Nokia offers the 2-year warranty as a result of the 1999 EU directive, yes (I forget the exact number). However, the warranty they give is a legally binding contract, in addition to any statutory rights legislation may give you, so if the EU directive isn't in law in your particular jurisdiction (the UK has only partly implemented it), the terms in the warranty document still apply.

Alternative approaches, such as the sale of goods act in the UK, give you additional and extra rights on top of the warranty (if the USB port breaks a year after the 2-year ELW expires, I will be asking the retailer I bought it from to repair / part replace it free of charge, for instance - which will probably get interesting).

Not sure what you mean about "who'd bother to go to court" ? - it's the standard remedy in cases of breach of contract where the other party refuses to remedy the breach.

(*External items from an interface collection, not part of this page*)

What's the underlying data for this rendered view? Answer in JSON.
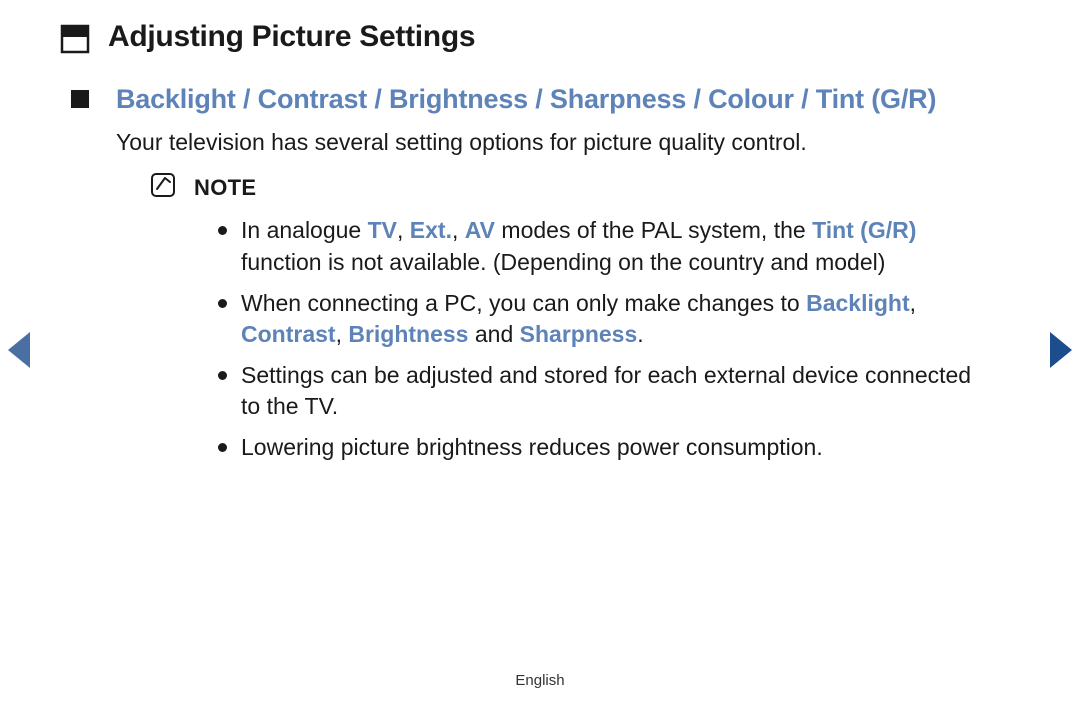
{
  "title": "Adjusting Picture Settings",
  "section_heading": {
    "items": [
      "Backlight",
      "Contrast",
      "Brightness",
      "Sharpness",
      "Colour",
      "Tint (G/R)"
    ],
    "separator": " / "
  },
  "intro": "Your television has several setting options for picture quality control.",
  "note_label": "NOTE",
  "bullets": {
    "b0": {
      "pre": "In analogue ",
      "h0": "TV",
      "s0": ", ",
      "h1": "Ext.",
      "s1": ", ",
      "h2": "AV",
      "mid": " modes of the PAL system, the ",
      "h3": "Tint (G/R)",
      "post": " function is not available. (Depending on the country and model)"
    },
    "b1": {
      "pre": "When connecting a PC, you can only make changes to ",
      "h0": "Backlight",
      "s0": ", ",
      "h1": "Contrast",
      "s1": ", ",
      "h2": "Brightness",
      "mid": " and ",
      "h3": "Sharpness",
      "post": "."
    },
    "b2": "Settings can be adjusted and stored for each external device connected to the TV.",
    "b3": "Lowering picture brightness reduces power consumption."
  },
  "footer": "English",
  "colors": {
    "accent": "#5d83b8",
    "nav_prev": "#4a6fa3",
    "nav_next": "#1c4d8c"
  }
}
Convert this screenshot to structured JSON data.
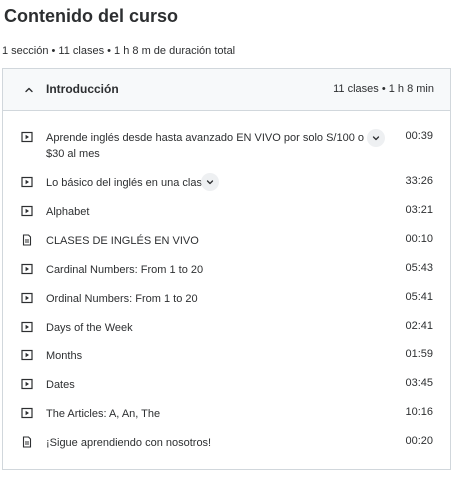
{
  "course_content": {
    "title": "Contenido del curso",
    "summary": "1 sección • 11 clases • 1 h 8 m de duración total"
  },
  "section": {
    "title": "Introducción",
    "meta": "11 clases • 1 h 8 min",
    "lectures": [
      {
        "icon": "video-icon",
        "title": "Aprende inglés desde hasta avanzado EN VIVO por solo S/100 o $30 al mes",
        "duration": "00:39",
        "expandable": true
      },
      {
        "icon": "video-icon",
        "title": "Lo básico del inglés en una clase",
        "duration": "33:26",
        "expandable": true
      },
      {
        "icon": "video-icon",
        "title": "Alphabet",
        "duration": "03:21",
        "expandable": false
      },
      {
        "icon": "document-icon",
        "title": "CLASES DE INGLÉS EN VIVO",
        "duration": "00:10",
        "expandable": false
      },
      {
        "icon": "video-icon",
        "title": "Cardinal Numbers: From 1 to 20",
        "duration": "05:43",
        "expandable": false
      },
      {
        "icon": "video-icon",
        "title": "Ordinal Numbers: From 1 to 20",
        "duration": "05:41",
        "expandable": false
      },
      {
        "icon": "video-icon",
        "title": "Days of the Week",
        "duration": "02:41",
        "expandable": false
      },
      {
        "icon": "video-icon",
        "title": "Months",
        "duration": "01:59",
        "expandable": false
      },
      {
        "icon": "video-icon",
        "title": "Dates",
        "duration": "03:45",
        "expandable": false
      },
      {
        "icon": "video-icon",
        "title": "The Articles: A, An, The",
        "duration": "10:16",
        "expandable": false
      },
      {
        "icon": "document-icon",
        "title": "¡Sigue aprendiendo con nosotros!",
        "duration": "00:20",
        "expandable": false
      }
    ]
  }
}
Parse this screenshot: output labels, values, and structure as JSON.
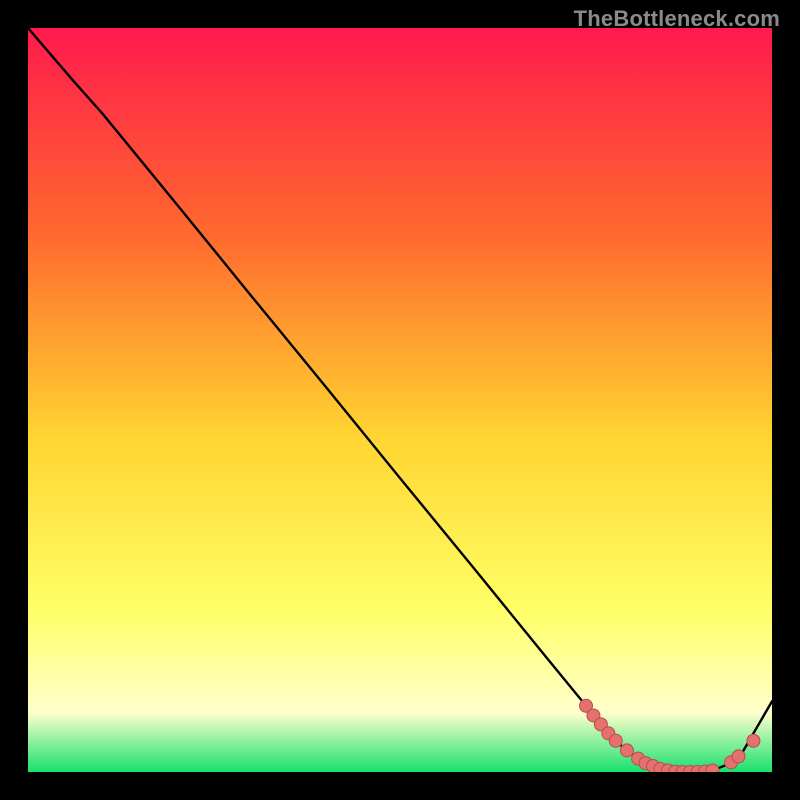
{
  "watermark": "TheBottleneck.com",
  "colors": {
    "bg_black": "#000000",
    "grad_top": "#ff1a4d",
    "grad_mid1": "#ff6a2e",
    "grad_mid2": "#ffd531",
    "grad_mid3": "#ffff66",
    "grad_pale": "#ffffcc",
    "grad_green": "#18e06e",
    "curve": "#000000",
    "dot_fill": "#e4716e",
    "dot_stroke": "#b64e4c"
  },
  "chart_data": {
    "type": "line",
    "title": "",
    "xlabel": "",
    "ylabel": "",
    "xlim": [
      0,
      100
    ],
    "ylim": [
      0,
      100
    ],
    "series": [
      {
        "name": "bottleneck-curve",
        "x": [
          0,
          6,
          10,
          20,
          30,
          40,
          50,
          60,
          70,
          75,
          78,
          80,
          82,
          84,
          86,
          88,
          90,
          92,
          94,
          96,
          100
        ],
        "y": [
          100,
          93,
          88.5,
          76.3,
          64,
          51.8,
          39.5,
          27.3,
          15,
          8.9,
          5.2,
          3.3,
          1.8,
          0.8,
          0.2,
          0,
          0,
          0.2,
          1,
          2.6,
          9.5
        ]
      }
    ],
    "markers": {
      "name": "highlight-dots",
      "points": [
        {
          "x": 75,
          "y": 8.9
        },
        {
          "x": 76,
          "y": 7.6
        },
        {
          "x": 77,
          "y": 6.4
        },
        {
          "x": 78,
          "y": 5.2
        },
        {
          "x": 79,
          "y": 4.2
        },
        {
          "x": 80.5,
          "y": 2.9
        },
        {
          "x": 82,
          "y": 1.8
        },
        {
          "x": 83,
          "y": 1.2
        },
        {
          "x": 84,
          "y": 0.8
        },
        {
          "x": 85,
          "y": 0.4
        },
        {
          "x": 86,
          "y": 0.2
        },
        {
          "x": 87,
          "y": 0.05
        },
        {
          "x": 88,
          "y": 0
        },
        {
          "x": 89,
          "y": 0
        },
        {
          "x": 90,
          "y": 0
        },
        {
          "x": 91,
          "y": 0.05
        },
        {
          "x": 92,
          "y": 0.2
        },
        {
          "x": 94.5,
          "y": 1.3
        },
        {
          "x": 95.5,
          "y": 2.1
        },
        {
          "x": 97.5,
          "y": 4.2
        }
      ]
    }
  }
}
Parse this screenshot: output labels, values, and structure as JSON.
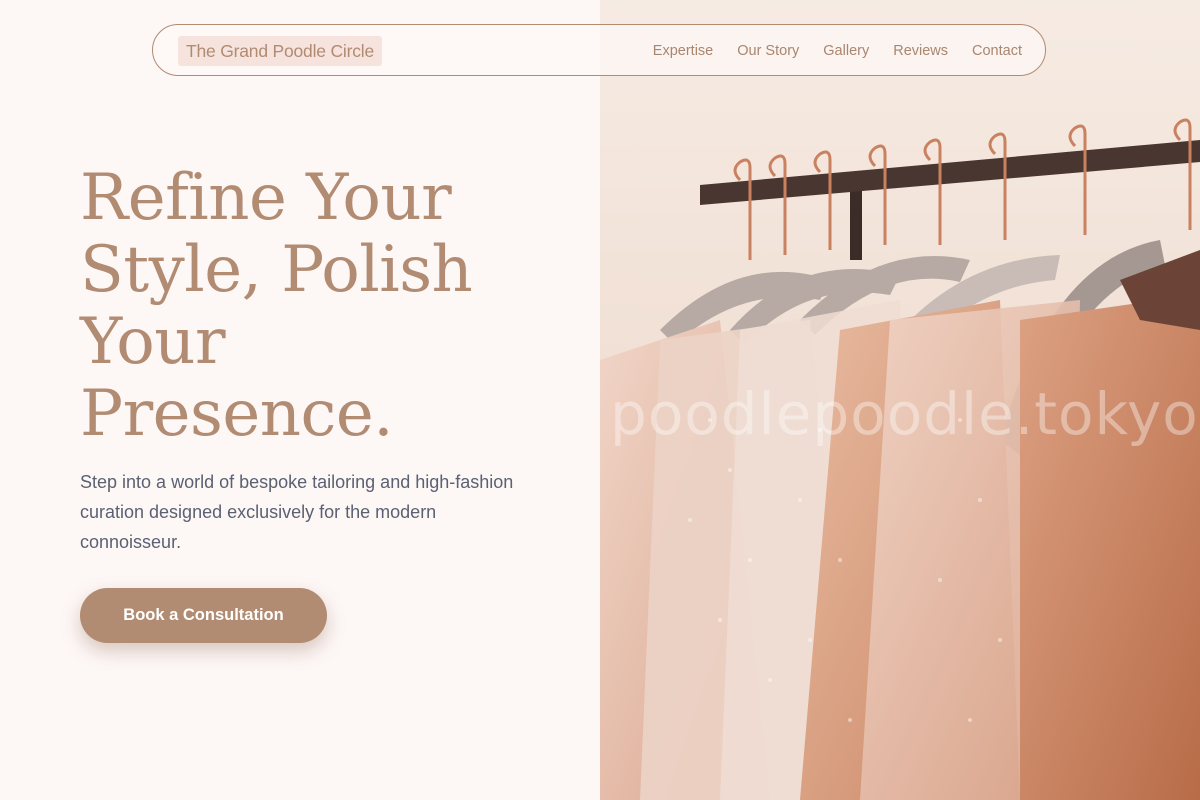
{
  "nav": {
    "brand": "The Grand Poodle Circle",
    "links": [
      "Expertise",
      "Our Story",
      "Gallery",
      "Reviews",
      "Contact"
    ]
  },
  "hero": {
    "title_lines": [
      "Refine Your",
      "Style, Polish",
      "Your",
      "Presence."
    ],
    "subtitle": "Step into a world of bespoke tailoring and high-fashion curation designed exclusively for the modern connoisseur.",
    "cta_label": "Book a Consultation"
  },
  "image": {
    "watermark": "poodlepoodle.tokyo"
  },
  "colors": {
    "accent": "#b18b72",
    "background": "#fdf7f6",
    "brand_highlight": "#f6e3de",
    "body_text": "#5b6172"
  }
}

ADR is fine in some circumstances, and should be offered in any letter before action as a matter of course, but I can't see Nokia accepting it.

for 500, being willing to issue a case in the small claims court (or your local equivalent) is eminently well worth it, if you think you've got a decent chance of winning. Not only does the simple act of informing the company that you're willing to do so to get the breach of contract remedied usually work wonders, but if it actually comes down to it, the process is simple and costs are low for both parties, win or lose. The entire system is set up precisely to ensure that claims of this sort of size are worth doing.

godofwar424 - I'm afraid I've no idea what kind of grounds you have to stand on, having initially accepted an E7 as a replacement. It "looks like", having been accepted, nokia fulfilled the warranty - but I really don't know. A dedicated consumer advice forum or $other_source (CAB?) might be able to help you out more.